■ Task
Print all of the records. Exclude the images.
Top of Exercise materials
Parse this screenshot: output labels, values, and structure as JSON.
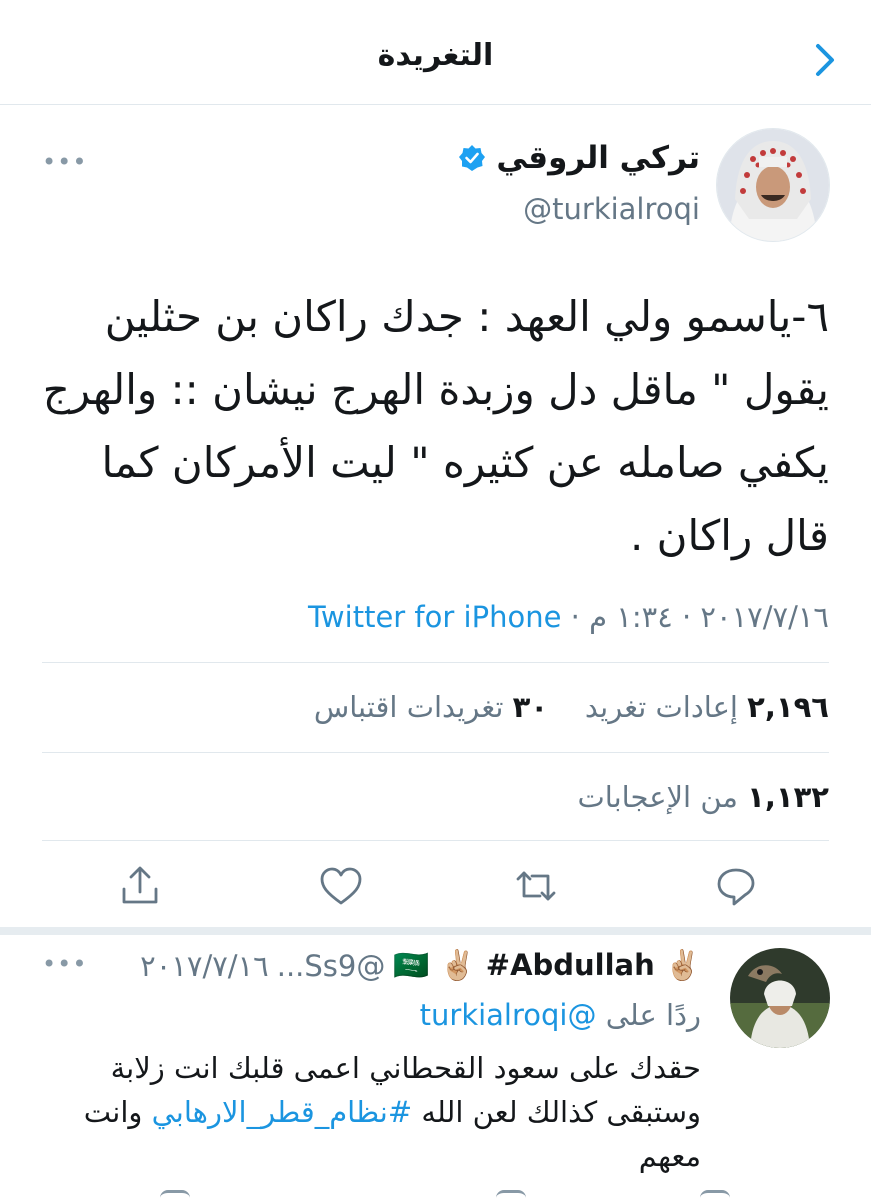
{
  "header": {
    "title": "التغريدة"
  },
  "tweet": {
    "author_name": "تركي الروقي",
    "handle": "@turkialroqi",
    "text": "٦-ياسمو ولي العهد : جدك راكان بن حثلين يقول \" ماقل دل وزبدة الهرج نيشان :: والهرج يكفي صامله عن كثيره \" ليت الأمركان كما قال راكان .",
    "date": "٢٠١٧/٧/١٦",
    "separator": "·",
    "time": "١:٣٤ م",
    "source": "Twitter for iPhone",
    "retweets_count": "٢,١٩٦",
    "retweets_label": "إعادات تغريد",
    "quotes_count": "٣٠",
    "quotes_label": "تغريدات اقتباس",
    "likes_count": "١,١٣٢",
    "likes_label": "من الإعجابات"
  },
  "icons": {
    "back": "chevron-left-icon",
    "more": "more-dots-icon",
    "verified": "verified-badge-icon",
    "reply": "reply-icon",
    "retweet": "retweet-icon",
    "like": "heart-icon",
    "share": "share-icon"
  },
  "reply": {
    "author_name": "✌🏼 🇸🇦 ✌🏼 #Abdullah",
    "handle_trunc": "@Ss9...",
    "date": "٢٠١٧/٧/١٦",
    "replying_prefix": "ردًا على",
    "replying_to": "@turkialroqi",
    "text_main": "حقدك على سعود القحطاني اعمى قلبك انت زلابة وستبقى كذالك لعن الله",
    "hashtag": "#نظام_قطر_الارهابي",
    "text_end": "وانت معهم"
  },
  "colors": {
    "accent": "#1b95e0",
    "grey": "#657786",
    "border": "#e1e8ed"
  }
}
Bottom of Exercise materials
■ Result for this exercise
Parse this screenshot: output labels, values, and structure as JSON.
{
  "header": {
    "title": "التغريدة"
  },
  "tweet": {
    "author_name": "تركي الروقي",
    "handle": "@turkialroqi",
    "text": "٦-ياسمو ولي العهد : جدك راكان بن حثلين يقول \" ماقل دل وزبدة الهرج نيشان :: والهرج يكفي صامله عن كثيره \" ليت الأمركان كما قال راكان .",
    "date": "٢٠١٧/٧/١٦",
    "separator": "·",
    "time": "١:٣٤ م",
    "source": "Twitter for iPhone",
    "retweets_count": "٢,١٩٦",
    "retweets_label": "إعادات تغريد",
    "quotes_count": "٣٠",
    "quotes_label": "تغريدات اقتباس",
    "likes_count": "١,١٣٢",
    "likes_label": "من الإعجابات"
  },
  "icons": {
    "back": "chevron-left-icon",
    "more": "more-dots-icon",
    "verified": "verified-badge-icon",
    "reply": "reply-icon",
    "retweet": "retweet-icon",
    "like": "heart-icon",
    "share": "share-icon"
  },
  "reply": {
    "author_name": "✌🏼 🇸🇦 ✌🏼 #Abdullah",
    "handle_trunc": "@Ss9...",
    "date": "٢٠١٧/٧/١٦",
    "replying_prefix": "ردًا على",
    "replying_to": "@turkialroqi",
    "text_main": "حقدك على سعود القحطاني اعمى قلبك انت زلابة وستبقى كذالك لعن الله",
    "hashtag": "#نظام_قطر_الارهابي",
    "text_end": "وانت معهم"
  },
  "colors": {
    "accent": "#1b95e0",
    "grey": "#657786",
    "border": "#e1e8ed"
  }
}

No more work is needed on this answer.